*** Begin section ***

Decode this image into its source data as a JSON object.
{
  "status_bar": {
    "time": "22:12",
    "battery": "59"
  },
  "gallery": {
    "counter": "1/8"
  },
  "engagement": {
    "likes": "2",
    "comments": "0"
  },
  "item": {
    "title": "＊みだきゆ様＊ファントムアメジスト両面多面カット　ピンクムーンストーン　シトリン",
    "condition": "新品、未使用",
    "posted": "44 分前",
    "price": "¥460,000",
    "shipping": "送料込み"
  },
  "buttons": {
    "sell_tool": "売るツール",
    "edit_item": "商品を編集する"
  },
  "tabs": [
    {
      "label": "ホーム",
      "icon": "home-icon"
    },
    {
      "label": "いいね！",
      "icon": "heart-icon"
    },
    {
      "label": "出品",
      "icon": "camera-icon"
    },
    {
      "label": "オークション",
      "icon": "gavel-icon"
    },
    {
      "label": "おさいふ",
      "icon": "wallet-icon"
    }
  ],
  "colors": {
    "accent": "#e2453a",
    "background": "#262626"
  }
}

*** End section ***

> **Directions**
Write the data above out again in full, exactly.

> **Answer to this task**
Decode this image into its source data as a JSON object.
{
  "status_bar": {
    "time": "22:12",
    "battery": "59"
  },
  "gallery": {
    "counter": "1/8"
  },
  "engagement": {
    "likes": "2",
    "comments": "0"
  },
  "item": {
    "title": "＊みだきゆ様＊ファントムアメジスト両面多面カット　ピンクムーンストーン　シトリン",
    "condition": "新品、未使用",
    "posted": "44 分前",
    "price": "¥460,000",
    "shipping": "送料込み"
  },
  "buttons": {
    "sell_tool": "売るツール",
    "edit_item": "商品を編集する"
  },
  "tabs": [
    {
      "label": "ホーム",
      "icon": "home-icon"
    },
    {
      "label": "いいね！",
      "icon": "heart-icon"
    },
    {
      "label": "出品",
      "icon": "camera-icon"
    },
    {
      "label": "オークション",
      "icon": "gavel-icon"
    },
    {
      "label": "おさいふ",
      "icon": "wallet-icon"
    }
  ],
  "colors": {
    "accent": "#e2453a",
    "background": "#262626"
  }
}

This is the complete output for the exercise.